Activity:
Would you return the data below exactly as it stands, with every picture left out?

*** Material for the task ***

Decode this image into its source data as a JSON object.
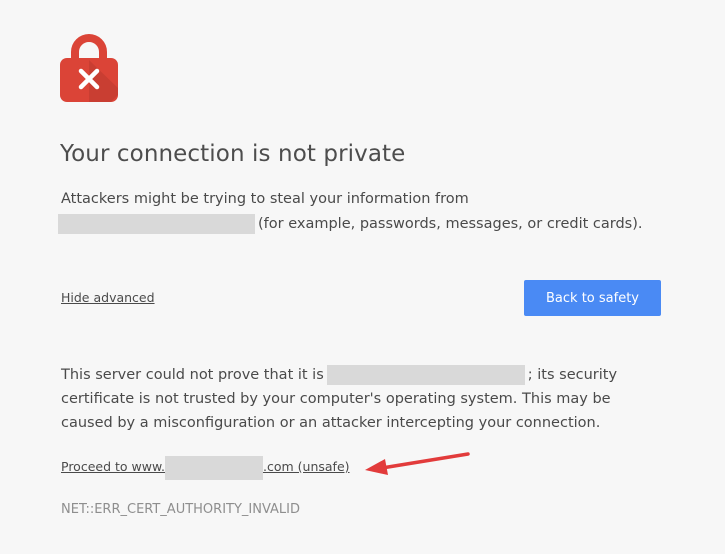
{
  "page": {
    "title": "Your connection is not private",
    "intro_line1": "Attackers might be trying to steal your information from",
    "intro_line2_suffix": "(for example, passwords, messages, or credit cards).",
    "hide_advanced_label": "Hide advanced",
    "back_button_label": "Back to safety",
    "details_line1_prefix": "This server could not prove that it is",
    "details_line1_suffix": "; its security",
    "details_line2": "certificate is not trusted by your computer's operating system. This may be",
    "details_line3": "caused by a misconfiguration or an attacker intercepting your connection.",
    "proceed_prefix": "Proceed to www.",
    "proceed_suffix": ".com (unsafe)",
    "error_code": "NET::ERR_CERT_AUTHORITY_INVALID"
  },
  "colors": {
    "background": "#f7f7f7",
    "lock_red": "#db4437",
    "button_blue": "#4a8af4",
    "arrow_red": "#e23b3b",
    "redaction_gray": "#d9d9d9"
  },
  "icons": {
    "lock": "lock-icon",
    "close": "close-icon",
    "annotation_arrow": "arrow-icon"
  }
}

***

Written reply:
Decode this image into its source data as a JSON object.
{
  "page": {
    "title": "Your connection is not private",
    "intro_line1": "Attackers might be trying to steal your information from",
    "intro_line2_suffix": "(for example, passwords, messages, or credit cards).",
    "hide_advanced_label": "Hide advanced",
    "back_button_label": "Back to safety",
    "details_line1_prefix": "This server could not prove that it is",
    "details_line1_suffix": "; its security",
    "details_line2": "certificate is not trusted by your computer's operating system. This may be",
    "details_line3": "caused by a misconfiguration or an attacker intercepting your connection.",
    "proceed_prefix": "Proceed to www.",
    "proceed_suffix": ".com (unsafe)",
    "error_code": "NET::ERR_CERT_AUTHORITY_INVALID"
  },
  "colors": {
    "background": "#f7f7f7",
    "lock_red": "#db4437",
    "button_blue": "#4a8af4",
    "arrow_red": "#e23b3b",
    "redaction_gray": "#d9d9d9"
  },
  "icons": {
    "lock": "lock-icon",
    "close": "close-icon",
    "annotation_arrow": "arrow-icon"
  }
}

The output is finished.